On December 12, 1902, Andrew, Louise, and five-year-old Margaret Carnegie were moving into their newly completed home, designed by architectural firm Babb, Cook and Willard to fulfill the steel magnate's wish for 'the most modest, plainest, and most roomy house in New York'. What a difference 112 years makes. Now, the former Carnegie mansion has just reopened to the public as the new and improved Cooper Hewitt Smithsonian Design Museum.
Established in 1897 by the collecting granddaughters of industrialist and inventor Peter Cooper as the Cooper Union Museum for the Arts and Decoration, the museum has occupied the landmark Upper East Side mansion since 1976, although then-director Lisa Taylor confessed that the museum had outgrown the place ('a very strong building, not a very beautiful building') before it had even moved in. Plans for renovation and expansion began taking shape in 2004, and a design dream team – stacked with previous winners of the museum's National Design Awards such as Gluckman Mayner Architects, Diller Scofidio + Renfro, Hood Design, Local Projects, and Pentagram – was assembled, along with funding of $91 million.
A decade in the making, the new Cooper Hewitt has gained not only 60% more exhibition space but also the integrated, expansive feel of a true museum, without sacrificing the neo-Georgian domestic charms and exquisite gardens (opening in June 2015) of its unique home. Gone is the impression of an institution forced to tiptoe around grandmother's house with jerry-rigged accommodations to modern building codes.

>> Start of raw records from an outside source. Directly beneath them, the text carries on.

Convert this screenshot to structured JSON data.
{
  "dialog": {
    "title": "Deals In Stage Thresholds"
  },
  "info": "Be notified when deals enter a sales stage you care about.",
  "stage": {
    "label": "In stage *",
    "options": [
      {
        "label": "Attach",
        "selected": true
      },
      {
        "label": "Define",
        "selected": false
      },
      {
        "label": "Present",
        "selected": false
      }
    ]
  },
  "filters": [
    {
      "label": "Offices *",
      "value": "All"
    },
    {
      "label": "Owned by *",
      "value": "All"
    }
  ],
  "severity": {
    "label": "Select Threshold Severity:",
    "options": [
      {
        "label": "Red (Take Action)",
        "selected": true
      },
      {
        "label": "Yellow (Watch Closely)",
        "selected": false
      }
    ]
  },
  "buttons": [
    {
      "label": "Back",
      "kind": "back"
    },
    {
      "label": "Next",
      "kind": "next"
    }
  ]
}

In its place is an assured fusion of the traditional (a grand wooden staircase, newly revealed Caen stone, the meticulously restored teak room designed by Lockwood de Forest) and the contemporary (a new fourth-floor gallery proportioned to museum dimensions, interactive tables, a smart pen distributed upon arrival that allows visitors to 'collect and create'). 'This renovation allowed us to pause, to take a look at everything that defines Cooper Hewitt, and to ensure that our purpose - to inspire, educate, and empower people through design - informs everything that we do,' says director Caroline Baumann. 'We're aiming to make design fun, illuminating, and immersive.'
That goal is apparent in many of the ten inaugural exhibitions and installations. Among these juxtaposition-heavy shows is an exploration of the changing relationship between designers and users (from Henry Dreyfuss-designed telephones to 3D-printed prosthetic limbs) and the exquisitely presented 'Maira Kalman Selects', in which the author, designer, and artist has created a room-sized collage of objects, including a Bauhaus-era glass teapot, lemon-hued kidskin slippers from the 1830s, and Abraham Lincoln's pocket watch, accompanied by the sound of its ticking-that suggest the sequence of a life, from birth to death. 'The pieces that I chose [from the Cooper Hewitt collection] were based on one thing only – a gasp of delight,' says Kalman. 'Isn't that the only way to curate a life?'